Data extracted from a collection
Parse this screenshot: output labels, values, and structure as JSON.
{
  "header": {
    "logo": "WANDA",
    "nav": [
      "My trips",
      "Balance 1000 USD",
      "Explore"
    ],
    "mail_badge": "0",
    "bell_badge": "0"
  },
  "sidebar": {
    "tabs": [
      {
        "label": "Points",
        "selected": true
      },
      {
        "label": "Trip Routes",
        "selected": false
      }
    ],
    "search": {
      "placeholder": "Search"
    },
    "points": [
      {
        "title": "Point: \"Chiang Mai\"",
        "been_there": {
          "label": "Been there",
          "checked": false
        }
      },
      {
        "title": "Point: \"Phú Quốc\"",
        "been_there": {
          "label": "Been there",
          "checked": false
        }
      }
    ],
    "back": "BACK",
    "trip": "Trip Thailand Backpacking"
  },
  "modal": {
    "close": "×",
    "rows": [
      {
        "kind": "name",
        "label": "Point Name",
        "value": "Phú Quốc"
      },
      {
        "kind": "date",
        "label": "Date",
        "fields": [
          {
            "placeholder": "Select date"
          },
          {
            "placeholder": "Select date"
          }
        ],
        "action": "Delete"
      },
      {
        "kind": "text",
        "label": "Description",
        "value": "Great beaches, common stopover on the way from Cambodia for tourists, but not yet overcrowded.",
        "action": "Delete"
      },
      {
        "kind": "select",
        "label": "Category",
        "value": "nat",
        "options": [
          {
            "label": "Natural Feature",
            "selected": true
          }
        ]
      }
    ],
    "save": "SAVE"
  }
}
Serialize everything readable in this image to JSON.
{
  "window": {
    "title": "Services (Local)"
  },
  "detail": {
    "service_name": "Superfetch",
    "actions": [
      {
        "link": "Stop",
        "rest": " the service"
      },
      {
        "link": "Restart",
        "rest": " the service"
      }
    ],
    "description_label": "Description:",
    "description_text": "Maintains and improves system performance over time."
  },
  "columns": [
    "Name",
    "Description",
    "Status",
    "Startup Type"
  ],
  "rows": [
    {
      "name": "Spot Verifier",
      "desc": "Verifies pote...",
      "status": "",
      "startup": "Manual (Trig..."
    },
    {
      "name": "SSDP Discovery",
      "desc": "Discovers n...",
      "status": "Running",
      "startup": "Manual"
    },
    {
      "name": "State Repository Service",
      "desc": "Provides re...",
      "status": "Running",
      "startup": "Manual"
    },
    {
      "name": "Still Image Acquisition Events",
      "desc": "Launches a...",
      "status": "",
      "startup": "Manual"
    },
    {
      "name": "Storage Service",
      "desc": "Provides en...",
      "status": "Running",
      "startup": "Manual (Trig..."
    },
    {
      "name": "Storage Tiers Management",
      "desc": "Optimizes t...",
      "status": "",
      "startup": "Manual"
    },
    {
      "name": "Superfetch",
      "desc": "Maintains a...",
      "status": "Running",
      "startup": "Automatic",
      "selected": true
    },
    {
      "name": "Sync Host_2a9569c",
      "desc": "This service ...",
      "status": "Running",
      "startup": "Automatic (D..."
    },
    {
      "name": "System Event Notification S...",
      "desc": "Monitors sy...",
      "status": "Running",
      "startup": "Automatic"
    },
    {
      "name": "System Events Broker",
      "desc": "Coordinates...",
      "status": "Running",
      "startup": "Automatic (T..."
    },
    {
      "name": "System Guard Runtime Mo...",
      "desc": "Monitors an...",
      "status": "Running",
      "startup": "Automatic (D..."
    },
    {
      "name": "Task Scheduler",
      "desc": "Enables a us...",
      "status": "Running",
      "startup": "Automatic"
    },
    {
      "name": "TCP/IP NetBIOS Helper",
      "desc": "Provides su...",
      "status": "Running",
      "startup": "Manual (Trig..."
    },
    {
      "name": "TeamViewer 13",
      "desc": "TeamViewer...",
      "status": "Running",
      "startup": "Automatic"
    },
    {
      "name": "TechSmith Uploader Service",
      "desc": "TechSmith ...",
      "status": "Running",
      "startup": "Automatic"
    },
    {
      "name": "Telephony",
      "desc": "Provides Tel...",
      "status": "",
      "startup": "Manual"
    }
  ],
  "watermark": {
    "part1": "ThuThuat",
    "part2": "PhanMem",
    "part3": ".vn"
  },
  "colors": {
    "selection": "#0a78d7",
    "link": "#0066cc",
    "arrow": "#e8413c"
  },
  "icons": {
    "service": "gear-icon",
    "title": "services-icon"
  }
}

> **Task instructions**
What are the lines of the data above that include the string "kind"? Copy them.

> **Exercise solution**
        "kind": "name",
        "kind": "date",
        "kind": "text",
        "kind": "select",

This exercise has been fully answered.